BEGIN EXERCISE MATERIAL

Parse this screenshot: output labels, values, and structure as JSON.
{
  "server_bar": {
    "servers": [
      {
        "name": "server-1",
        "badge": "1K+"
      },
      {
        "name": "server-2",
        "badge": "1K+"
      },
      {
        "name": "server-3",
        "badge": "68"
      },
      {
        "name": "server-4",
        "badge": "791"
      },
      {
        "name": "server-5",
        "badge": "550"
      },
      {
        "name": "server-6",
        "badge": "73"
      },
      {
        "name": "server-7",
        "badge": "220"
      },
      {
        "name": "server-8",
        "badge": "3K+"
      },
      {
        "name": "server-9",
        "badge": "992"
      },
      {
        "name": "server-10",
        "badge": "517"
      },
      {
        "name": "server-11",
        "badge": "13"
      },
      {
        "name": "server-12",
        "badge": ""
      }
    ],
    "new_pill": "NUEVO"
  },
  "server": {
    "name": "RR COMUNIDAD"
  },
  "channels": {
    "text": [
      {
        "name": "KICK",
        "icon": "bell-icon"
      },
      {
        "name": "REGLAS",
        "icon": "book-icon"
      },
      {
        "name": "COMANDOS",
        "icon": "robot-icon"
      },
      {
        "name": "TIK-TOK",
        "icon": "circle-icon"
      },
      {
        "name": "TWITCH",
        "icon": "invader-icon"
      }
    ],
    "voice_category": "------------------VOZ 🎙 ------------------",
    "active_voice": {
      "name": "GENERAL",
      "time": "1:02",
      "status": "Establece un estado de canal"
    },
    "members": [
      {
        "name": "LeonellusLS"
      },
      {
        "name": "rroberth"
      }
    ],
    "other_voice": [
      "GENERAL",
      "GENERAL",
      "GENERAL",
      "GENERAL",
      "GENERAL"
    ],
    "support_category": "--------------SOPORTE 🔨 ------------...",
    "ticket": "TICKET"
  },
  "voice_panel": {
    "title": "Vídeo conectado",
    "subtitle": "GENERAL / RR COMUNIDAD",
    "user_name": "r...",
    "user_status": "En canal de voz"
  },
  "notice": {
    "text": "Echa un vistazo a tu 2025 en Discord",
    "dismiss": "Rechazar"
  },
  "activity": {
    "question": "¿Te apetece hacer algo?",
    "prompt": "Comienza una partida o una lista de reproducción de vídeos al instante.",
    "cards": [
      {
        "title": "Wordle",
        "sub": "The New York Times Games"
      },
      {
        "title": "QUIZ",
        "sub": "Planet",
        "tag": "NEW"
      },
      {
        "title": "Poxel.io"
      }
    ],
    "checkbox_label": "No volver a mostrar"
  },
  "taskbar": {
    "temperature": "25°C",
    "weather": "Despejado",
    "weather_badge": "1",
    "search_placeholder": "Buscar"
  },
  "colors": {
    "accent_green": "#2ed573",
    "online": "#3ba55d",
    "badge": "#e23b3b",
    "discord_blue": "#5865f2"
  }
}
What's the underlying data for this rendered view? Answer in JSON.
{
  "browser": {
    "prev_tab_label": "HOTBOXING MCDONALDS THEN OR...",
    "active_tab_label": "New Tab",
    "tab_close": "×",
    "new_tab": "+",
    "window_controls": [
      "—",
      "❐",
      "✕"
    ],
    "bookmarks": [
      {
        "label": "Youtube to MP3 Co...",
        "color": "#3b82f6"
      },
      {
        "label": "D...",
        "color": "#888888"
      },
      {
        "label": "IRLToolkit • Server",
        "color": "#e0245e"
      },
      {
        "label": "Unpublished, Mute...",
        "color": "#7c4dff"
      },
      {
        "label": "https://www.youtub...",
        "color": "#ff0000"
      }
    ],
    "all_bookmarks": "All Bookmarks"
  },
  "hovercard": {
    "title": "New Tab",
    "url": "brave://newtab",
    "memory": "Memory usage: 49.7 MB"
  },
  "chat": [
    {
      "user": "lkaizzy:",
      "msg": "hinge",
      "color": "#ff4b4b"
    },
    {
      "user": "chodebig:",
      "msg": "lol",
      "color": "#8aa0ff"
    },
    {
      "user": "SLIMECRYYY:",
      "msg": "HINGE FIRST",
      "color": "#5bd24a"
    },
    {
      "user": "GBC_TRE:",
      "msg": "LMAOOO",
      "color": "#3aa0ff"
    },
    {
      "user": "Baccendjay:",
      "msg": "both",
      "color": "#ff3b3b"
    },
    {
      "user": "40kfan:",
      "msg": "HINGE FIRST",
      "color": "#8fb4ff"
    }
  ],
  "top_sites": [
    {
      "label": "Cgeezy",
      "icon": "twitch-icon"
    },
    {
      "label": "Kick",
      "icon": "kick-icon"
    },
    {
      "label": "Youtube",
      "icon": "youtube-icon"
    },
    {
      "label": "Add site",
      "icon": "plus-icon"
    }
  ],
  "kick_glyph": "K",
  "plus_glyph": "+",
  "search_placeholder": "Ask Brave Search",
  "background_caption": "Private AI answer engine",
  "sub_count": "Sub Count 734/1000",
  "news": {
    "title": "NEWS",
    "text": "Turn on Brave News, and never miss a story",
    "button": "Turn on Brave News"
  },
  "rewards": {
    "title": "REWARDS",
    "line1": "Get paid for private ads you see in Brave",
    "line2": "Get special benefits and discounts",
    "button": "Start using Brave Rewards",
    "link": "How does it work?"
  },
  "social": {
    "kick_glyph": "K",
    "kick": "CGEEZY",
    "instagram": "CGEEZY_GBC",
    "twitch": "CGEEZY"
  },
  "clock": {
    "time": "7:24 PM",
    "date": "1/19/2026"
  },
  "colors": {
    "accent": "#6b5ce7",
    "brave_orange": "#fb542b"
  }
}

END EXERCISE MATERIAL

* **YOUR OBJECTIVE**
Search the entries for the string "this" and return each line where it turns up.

* **RESULT**
Parse this screenshot: output labels, values, and structure as JSON.
What's the underlying data for this rendered view? Answer in JSON.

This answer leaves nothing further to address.